▶ **The task**: Each record below should appear again exactly as written.

*** Data for this exercise ***

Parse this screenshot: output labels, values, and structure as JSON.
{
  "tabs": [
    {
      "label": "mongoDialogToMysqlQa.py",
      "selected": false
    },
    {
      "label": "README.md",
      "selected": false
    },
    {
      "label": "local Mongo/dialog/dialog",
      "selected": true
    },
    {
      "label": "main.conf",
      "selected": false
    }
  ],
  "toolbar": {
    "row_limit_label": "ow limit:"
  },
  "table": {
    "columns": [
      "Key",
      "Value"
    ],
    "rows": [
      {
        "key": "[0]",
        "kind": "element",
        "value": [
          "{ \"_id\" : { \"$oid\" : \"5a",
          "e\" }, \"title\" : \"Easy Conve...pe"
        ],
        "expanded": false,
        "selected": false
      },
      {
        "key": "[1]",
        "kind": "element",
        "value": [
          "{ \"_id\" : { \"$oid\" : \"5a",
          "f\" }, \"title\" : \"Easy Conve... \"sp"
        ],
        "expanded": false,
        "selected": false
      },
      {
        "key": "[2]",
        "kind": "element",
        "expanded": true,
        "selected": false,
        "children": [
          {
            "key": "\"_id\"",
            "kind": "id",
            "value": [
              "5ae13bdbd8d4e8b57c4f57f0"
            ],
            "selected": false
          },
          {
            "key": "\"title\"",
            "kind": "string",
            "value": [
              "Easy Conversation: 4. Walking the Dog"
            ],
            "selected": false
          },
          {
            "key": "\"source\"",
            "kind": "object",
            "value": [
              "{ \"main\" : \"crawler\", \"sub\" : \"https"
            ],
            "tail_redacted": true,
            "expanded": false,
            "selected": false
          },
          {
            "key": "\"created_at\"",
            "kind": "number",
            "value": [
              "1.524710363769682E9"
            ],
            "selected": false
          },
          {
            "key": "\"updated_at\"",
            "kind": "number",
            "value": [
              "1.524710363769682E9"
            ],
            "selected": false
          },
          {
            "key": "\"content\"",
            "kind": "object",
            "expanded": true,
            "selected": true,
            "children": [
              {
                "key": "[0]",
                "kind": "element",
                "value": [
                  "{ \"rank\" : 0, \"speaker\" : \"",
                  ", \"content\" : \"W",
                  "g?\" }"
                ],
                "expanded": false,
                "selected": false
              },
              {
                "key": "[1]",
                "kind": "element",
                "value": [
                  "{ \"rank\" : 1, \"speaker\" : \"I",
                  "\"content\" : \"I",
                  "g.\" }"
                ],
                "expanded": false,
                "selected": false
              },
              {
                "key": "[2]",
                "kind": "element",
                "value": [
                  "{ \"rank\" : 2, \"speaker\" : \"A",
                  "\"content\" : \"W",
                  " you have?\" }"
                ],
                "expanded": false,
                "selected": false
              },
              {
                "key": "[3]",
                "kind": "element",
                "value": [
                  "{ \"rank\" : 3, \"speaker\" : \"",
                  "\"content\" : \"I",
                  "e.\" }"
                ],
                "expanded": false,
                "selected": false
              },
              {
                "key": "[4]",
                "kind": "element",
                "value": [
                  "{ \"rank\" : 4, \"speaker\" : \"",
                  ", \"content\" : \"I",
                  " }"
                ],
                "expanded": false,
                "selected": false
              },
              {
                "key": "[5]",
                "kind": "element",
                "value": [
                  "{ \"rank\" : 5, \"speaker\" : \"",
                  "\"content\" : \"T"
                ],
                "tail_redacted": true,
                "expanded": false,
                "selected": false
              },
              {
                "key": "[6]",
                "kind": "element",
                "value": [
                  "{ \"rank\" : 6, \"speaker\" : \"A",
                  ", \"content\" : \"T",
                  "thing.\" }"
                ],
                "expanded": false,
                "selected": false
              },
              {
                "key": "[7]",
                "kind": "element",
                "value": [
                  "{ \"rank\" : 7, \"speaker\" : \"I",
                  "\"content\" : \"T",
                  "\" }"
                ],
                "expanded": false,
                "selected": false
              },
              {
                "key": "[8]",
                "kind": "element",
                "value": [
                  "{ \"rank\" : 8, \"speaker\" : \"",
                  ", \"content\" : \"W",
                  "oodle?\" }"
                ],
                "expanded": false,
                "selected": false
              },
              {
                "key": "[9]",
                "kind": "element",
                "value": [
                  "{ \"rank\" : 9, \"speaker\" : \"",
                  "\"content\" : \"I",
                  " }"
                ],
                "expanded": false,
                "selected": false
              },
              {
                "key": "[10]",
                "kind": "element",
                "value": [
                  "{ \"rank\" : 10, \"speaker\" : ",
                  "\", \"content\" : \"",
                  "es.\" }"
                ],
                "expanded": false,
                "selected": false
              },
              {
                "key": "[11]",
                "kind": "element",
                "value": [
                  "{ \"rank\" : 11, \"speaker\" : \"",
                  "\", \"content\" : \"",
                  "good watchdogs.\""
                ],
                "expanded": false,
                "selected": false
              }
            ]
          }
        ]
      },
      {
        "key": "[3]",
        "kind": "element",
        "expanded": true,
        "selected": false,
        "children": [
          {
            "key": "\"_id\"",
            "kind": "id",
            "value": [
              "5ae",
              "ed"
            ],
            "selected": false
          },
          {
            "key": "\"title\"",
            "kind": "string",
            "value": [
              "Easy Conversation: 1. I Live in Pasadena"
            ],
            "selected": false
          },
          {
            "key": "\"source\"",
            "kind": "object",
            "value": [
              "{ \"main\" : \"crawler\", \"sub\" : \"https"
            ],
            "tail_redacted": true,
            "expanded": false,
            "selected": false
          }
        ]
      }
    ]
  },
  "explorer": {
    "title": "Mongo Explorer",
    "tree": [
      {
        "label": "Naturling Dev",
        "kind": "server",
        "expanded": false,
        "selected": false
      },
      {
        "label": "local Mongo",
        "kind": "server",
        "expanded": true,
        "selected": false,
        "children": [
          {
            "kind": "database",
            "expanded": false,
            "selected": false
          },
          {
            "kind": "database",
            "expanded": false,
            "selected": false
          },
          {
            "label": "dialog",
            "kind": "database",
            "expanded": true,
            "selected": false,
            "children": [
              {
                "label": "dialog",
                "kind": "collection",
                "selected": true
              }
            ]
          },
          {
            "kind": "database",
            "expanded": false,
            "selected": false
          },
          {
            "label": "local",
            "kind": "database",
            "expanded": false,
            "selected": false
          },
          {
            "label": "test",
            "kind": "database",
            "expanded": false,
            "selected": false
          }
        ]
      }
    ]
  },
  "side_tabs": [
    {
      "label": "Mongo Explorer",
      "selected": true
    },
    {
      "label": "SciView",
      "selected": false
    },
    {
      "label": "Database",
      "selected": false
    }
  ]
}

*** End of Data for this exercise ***

▶ **Reply**:
Parse this screenshot: output labels, values, and structure as JSON.
{
  "tabs": [
    {
      "label": "mongoDialogToMysqlQa.py",
      "selected": false
    },
    {
      "label": "README.md",
      "selected": false
    },
    {
      "label": "local Mongo/dialog/dialog",
      "selected": true
    },
    {
      "label": "main.conf",
      "selected": false
    }
  ],
  "toolbar": {
    "row_limit_label": "ow limit:"
  },
  "table": {
    "columns": [
      "Key",
      "Value"
    ],
    "rows": [
      {
        "key": "[0]",
        "kind": "element",
        "value": [
          "{ \"_id\" : { \"$oid\" : \"5a",
          "e\" }, \"title\" : \"Easy Conve...pe"
        ],
        "expanded": false,
        "selected": false
      },
      {
        "key": "[1]",
        "kind": "element",
        "value": [
          "{ \"_id\" : { \"$oid\" : \"5a",
          "f\" }, \"title\" : \"Easy Conve... \"sp"
        ],
        "expanded": false,
        "selected": false
      },
      {
        "key": "[2]",
        "kind": "element",
        "expanded": true,
        "selected": false,
        "children": [
          {
            "key": "\"_id\"",
            "kind": "id",
            "value": [
              "5ae13bdbd8d4e8b57c4f57f0"
            ],
            "selected": false
          },
          {
            "key": "\"title\"",
            "kind": "string",
            "value": [
              "Easy Conversation: 4. Walking the Dog"
            ],
            "selected": false
          },
          {
            "key": "\"source\"",
            "kind": "object",
            "value": [
              "{ \"main\" : \"crawler\", \"sub\" : \"https"
            ],
            "tail_redacted": true,
            "expanded": false,
            "selected": false
          },
          {
            "key": "\"created_at\"",
            "kind": "number",
            "value": [
              "1.524710363769682E9"
            ],
            "selected": false
          },
          {
            "key": "\"updated_at\"",
            "kind": "number",
            "value": [
              "1.524710363769682E9"
            ],
            "selected": false
          },
          {
            "key": "\"content\"",
            "kind": "object",
            "expanded": true,
            "selected": true,
            "children": [
              {
                "key": "[0]",
                "kind": "element",
                "value": [
                  "{ \"rank\" : 0, \"speaker\" : \"",
                  ", \"content\" : \"W",
                  "g?\" }"
                ],
                "expanded": false,
                "selected": false
              },
              {
                "key": "[1]",
                "kind": "element",
                "value": [
                  "{ \"rank\" : 1, \"speaker\" : \"I",
                  "\"content\" : \"I",
                  "g.\" }"
                ],
                "expanded": false,
                "selected": false
              },
              {
                "key": "[2]",
                "kind": "element",
                "value": [
                  "{ \"rank\" : 2, \"speaker\" : \"A",
                  "\"content\" : \"W",
                  " you have?\" }"
                ],
                "expanded": false,
                "selected": false
              },
              {
                "key": "[3]",
                "kind": "element",
                "value": [
                  "{ \"rank\" : 3, \"speaker\" : \"",
                  "\"content\" : \"I",
                  "e.\" }"
                ],
                "expanded": false,
                "selected": false
              },
              {
                "key": "[4]",
                "kind": "element",
                "value": [
                  "{ \"rank\" : 4, \"speaker\" : \"",
                  ", \"content\" : \"I",
                  " }"
                ],
                "expanded": false,
                "selected": false
              },
              {
                "key": "[5]",
                "kind": "element",
                "value": [
                  "{ \"rank\" : 5, \"speaker\" : \"",
                  "\"content\" : \"T"
                ],
                "tail_redacted": true,
                "expanded": false,
                "selected": false
              },
              {
                "key": "[6]",
                "kind": "element",
                "value": [
                  "{ \"rank\" : 6, \"speaker\" : \"A",
                  ", \"content\" : \"T",
                  "thing.\" }"
                ],
                "expanded": false,
                "selected": false
              },
              {
                "key": "[7]",
                "kind": "element",
                "value": [
                  "{ \"rank\" : 7, \"speaker\" : \"I",
                  "\"content\" : \"T",
                  "\" }"
                ],
                "expanded": false,
                "selected": false
              },
              {
                "key": "[8]",
                "kind": "element",
                "value": [
                  "{ \"rank\" : 8, \"speaker\" : \"",
                  ", \"content\" : \"W",
                  "oodle?\" }"
                ],
                "expanded": false,
                "selected": false
              },
              {
                "key": "[9]",
                "kind": "element",
                "value": [
                  "{ \"rank\" : 9, \"speaker\" : \"",
                  "\"content\" : \"I",
                  " }"
                ],
                "expanded": false,
                "selected": false
              },
              {
                "key": "[10]",
                "kind": "element",
                "value": [
                  "{ \"rank\" : 10, \"speaker\" : ",
                  "\", \"content\" : \"",
                  "es.\" }"
                ],
                "expanded": false,
                "selected": false
              },
              {
                "key": "[11]",
                "kind": "element",
                "value": [
                  "{ \"rank\" : 11, \"speaker\" : \"",
                  "\", \"content\" : \"",
                  "good watchdogs.\""
                ],
                "expanded": false,
                "selected": false
              }
            ]
          }
        ]
      },
      {
        "key": "[3]",
        "kind": "element",
        "expanded": true,
        "selected": false,
        "children": [
          {
            "key": "\"_id\"",
            "kind": "id",
            "value": [
              "5ae",
              "ed"
            ],
            "selected": false
          },
          {
            "key": "\"title\"",
            "kind": "string",
            "value": [
              "Easy Conversation: 1. I Live in Pasadena"
            ],
            "selected": false
          },
          {
            "key": "\"source\"",
            "kind": "object",
            "value": [
              "{ \"main\" : \"crawler\", \"sub\" : \"https"
            ],
            "tail_redacted": true,
            "expanded": false,
            "selected": false
          }
        ]
      }
    ]
  },
  "explorer": {
    "title": "Mongo Explorer",
    "tree": [
      {
        "label": "Naturling Dev",
        "kind": "server",
        "expanded": false,
        "selected": false
      },
      {
        "label": "local Mongo",
        "kind": "server",
        "expanded": true,
        "selected": false,
        "children": [
          {
            "kind": "database",
            "expanded": false,
            "selected": false
          },
          {
            "kind": "database",
            "expanded": false,
            "selected": false
          },
          {
            "label": "dialog",
            "kind": "database",
            "expanded": true,
            "selected": false,
            "children": [
              {
                "label": "dialog",
                "kind": "collection",
                "selected": true
              }
            ]
          },
          {
            "kind": "database",
            "expanded": false,
            "selected": false
          },
          {
            "label": "local",
            "kind": "database",
            "expanded": false,
            "selected": false
          },
          {
            "label": "test",
            "kind": "database",
            "expanded": false,
            "selected": false
          }
        ]
      }
    ]
  },
  "side_tabs": [
    {
      "label": "Mongo Explorer",
      "selected": true
    },
    {
      "label": "SciView",
      "selected": false
    },
    {
      "label": "Database",
      "selected": false
    }
  ]
}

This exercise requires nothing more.